Out with the old and in with the new. A fresh set of data, incorporating the latest decade of weather statistics, shows Washington’s long-term decline in snowfall continues.

Washington’s new “normal” snowfall, based on average amounts between 1991 and 2020, has dropped to 13.8 inches. During the three decades from 1981 to 2010, it was 15.4 inches. This recent decline reflects a steep downward trend that began a century ago. For comparable 30-year periods in the late 1800s and early 1900s, Washington’s average snowfall was 20 inches or more.

This most recent drop in Washington’s snowfall will become official when the National Oceanic and Atmospheric Administration releases its new 30-year “climate normals” in May, its decadal update of average weather conditions for every location in the United States.

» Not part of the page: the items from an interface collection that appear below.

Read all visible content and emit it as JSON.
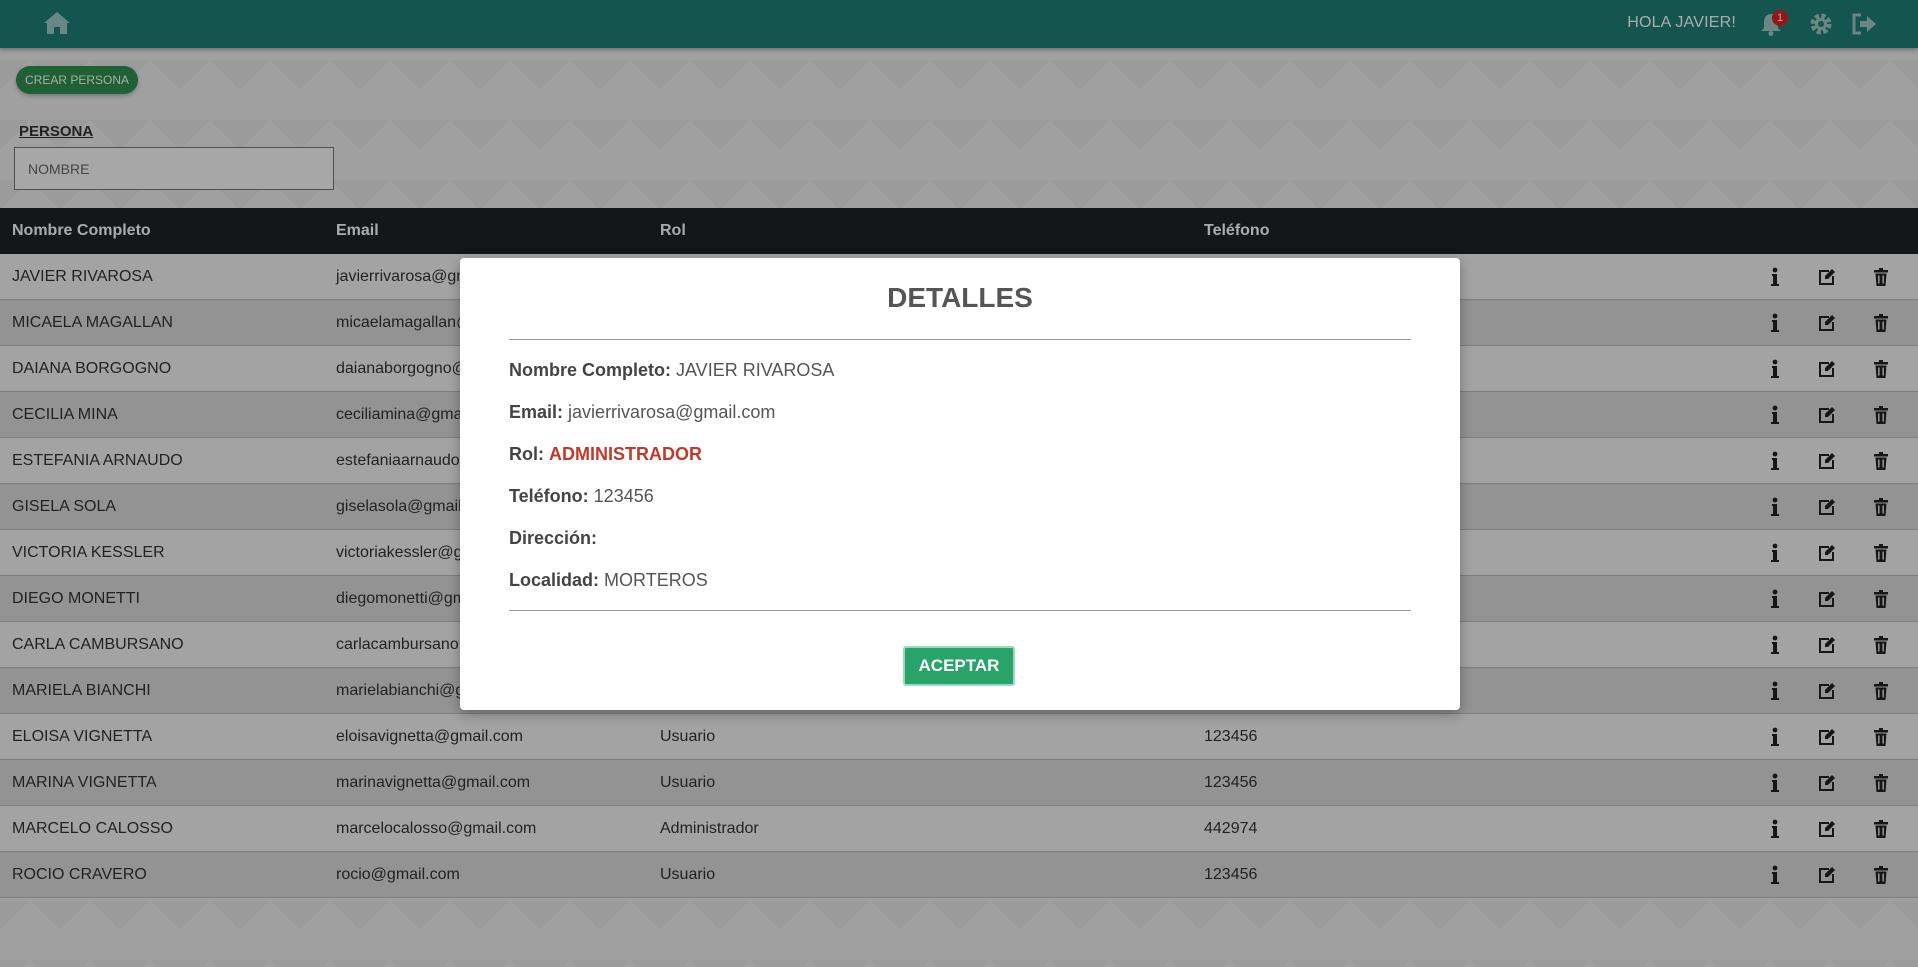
{
  "header": {
    "greeting": "HOLA JAVIER!",
    "notification_count": "1",
    "accent_color": "#1f7f77",
    "icons": [
      "home-icon",
      "bell-icon",
      "gear-icon",
      "logout-icon"
    ]
  },
  "toolbar": {
    "create_label": "CREAR PERSONA"
  },
  "filter": {
    "label": "PERSONA",
    "placeholder": "NOMBRE"
  },
  "table": {
    "headers": [
      "Nombre Completo",
      "Email",
      "Rol",
      "Teléfono"
    ],
    "rows": [
      {
        "name": "JAVIER RIVAROSA",
        "email": "javierrivarosa@gm",
        "rol": "",
        "tel": ""
      },
      {
        "name": "MICAELA MAGALLAN",
        "email": "micaelamagallan@",
        "rol": "",
        "tel": ""
      },
      {
        "name": "DAIANA BORGOGNO",
        "email": "daianaborgogno@",
        "rol": "",
        "tel": ""
      },
      {
        "name": "CECILIA MINA",
        "email": "ceciliamina@gmai",
        "rol": "",
        "tel": ""
      },
      {
        "name": "ESTEFANIA ARNAUDO",
        "email": "estefaniaarnaudo",
        "rol": "",
        "tel": ""
      },
      {
        "name": "GISELA SOLA",
        "email": "giselasola@gmail.",
        "rol": "",
        "tel": ""
      },
      {
        "name": "VICTORIA KESSLER",
        "email": "victoriakessler@g",
        "rol": "",
        "tel": ""
      },
      {
        "name": "DIEGO MONETTI",
        "email": "diegomonetti@gm",
        "rol": "",
        "tel": ""
      },
      {
        "name": "CARLA CAMBURSANO",
        "email": "carlacambursano@",
        "rol": "",
        "tel": ""
      },
      {
        "name": "MARIELA BIANCHI",
        "email": "marielabianchi@g",
        "rol": "",
        "tel": ""
      },
      {
        "name": "ELOISA VIGNETTA",
        "email": "eloisavignetta@gmail.com",
        "rol": "Usuario",
        "tel": "123456"
      },
      {
        "name": "MARINA VIGNETTA",
        "email": "marinavignetta@gmail.com",
        "rol": "Usuario",
        "tel": "123456"
      },
      {
        "name": "MARCELO CALOSSO",
        "email": "marcelocalosso@gmail.com",
        "rol": "Administrador",
        "tel": "442974"
      },
      {
        "name": "ROCIO CRAVERO",
        "email": "rocio@gmail.com",
        "rol": "Usuario",
        "tel": "123456"
      }
    ],
    "row_actions": [
      "info-icon",
      "edit-icon",
      "trash-icon"
    ]
  },
  "modal": {
    "title": "DETALLES",
    "fields": [
      {
        "label": "Nombre Completo:",
        "value": "JAVIER RIVAROSA"
      },
      {
        "label": "Email:",
        "value": "javierrivarosa@gmail.com"
      },
      {
        "label": "Rol:",
        "value": "ADMINISTRADOR"
      },
      {
        "label": "Teléfono:",
        "value": "123456"
      },
      {
        "label": "Dirección:",
        "value": ""
      },
      {
        "label": "Localidad:",
        "value": "MORTEROS"
      }
    ],
    "role_color": "#c0392b",
    "accept_label": "ACEPTAR"
  }
}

While NOAA hasn’t finalized D.C.’s snowfall numbers, they’re easy enough to calculate. Below, we preview what they’re expected to show and discuss their implications. (Note, minor discrepancies between our numbers and NOAA’s final numbers are possible due to differences in analysis methods.)

Losing snow across much of the winter season

Examining how the most recent 30-year averages have changed by month, our story of snow loss begins in November and ends in February. March is the only month that shows an increase when bringing in the new numbers from the past decade (2011 to 2020).

New monthly snowfall averages for the District, based on the period 1991 to 2020, are below, with the old period (1981 to 2010) in parentheses:

  • November: 0.1 inches (0.5 inches)
  • December: 1.7 inches (2.4 inches)
  • January: 5 inches (5.5 inches)
  • February: 5 inches (5.7 inches)
  • March: 2 inches (1.3 inches)

December and February showed the greatest snow loss, each shrinking 0.7 inches. While January and February are now technically tied for Washington’s snowiest months of the year, February still has a slight edge when you consider it has fewer days.

Part of a long-term trend

Considering Washington typically saw about 20 inches of snow per winter around 1900, the city has lost about a third of its snowfall over the past century or so.

Reasons for long-term declines in snowfall are numerous but are closely tied to the rising winter temperatures, which have eaten away at amounts, particularly early and late in the season when it’s frequently only marginally cold enough for snow.

Even since the mid-1940s, when snowfall measurements moved from downtown Washington to Reagan National Airport, the average snowfall has fallen from about 18 inches to under 14 inches.

Snowfall declines also seen at Dulles and in Baltimore

The new averages show losses in snowfall at Dulles International Airport and Baltimore-Washington International Marshall Airport, as well.

At Dulles, every month (including April!) except March saw declines. The seasonal average there fell from 22 inches to 20.9 inches. Baltimore’s average fell 0.7 inches, from 20 inches to 19.3 inches, also showing losses in all months but March.

More broadly in the Mid-Atlantic and Northeast, our analysis of the data shows the loss of snow appears most pronounced in areas farthest south and at low elevations where temperatures are frequently only marginally cold enough to snow. In these areas, even small amounts of climate warming lower snowfall amounts, especially in winter’s shoulder months.

For instance, trends in places like Richmond and Norfolk are similar to Washington. Only midwinter tends to show relative snowfall stability in recent decades, whereas snow early and late in the season is vanishing.

To the north, these colder locations will need to warm up some more before long-term warming becomes a problem for snow accumulation. In Philadelphia and Hartford, Conn., for example, snow averages are up.

Is March the new winter?

As noted above, March is an exception when it comes to Washington’s diminishing snow returns. Whereas all prior months showed a decrease in the average, March numbers are up.

Washington’s March snowfall average is now about 2 inches, compared with 1.3 inches last averaging period. At Dulles, it’s up to 3.9 inches from 2.8 inches. And, in Baltimore, March snowfall climbed from 1.9 inches to 2.8 inches.

While March does regularly include accumulating snow, the change here is largely driven by a few recent snowy years like March 2014, when 12.7 inches fell in Washington.

Because March tends to offer less in the way of reliable snow than other winter months, it might not take as much to move the average, but our new March average is still the highest since the 1951-1980 period, when 2.9 inches was the expectation.

But looking at the longer term, the story for March still resembles other months. March average snowfall has fallen from about 4 inches at the start of the 20th century to the 2 inches today.

Historically, it becomes rare for accumulating snow to occur after around March 25 in Washington. While it’s not unheard of to see flakes into early April, the clock is ticking louder by the minute.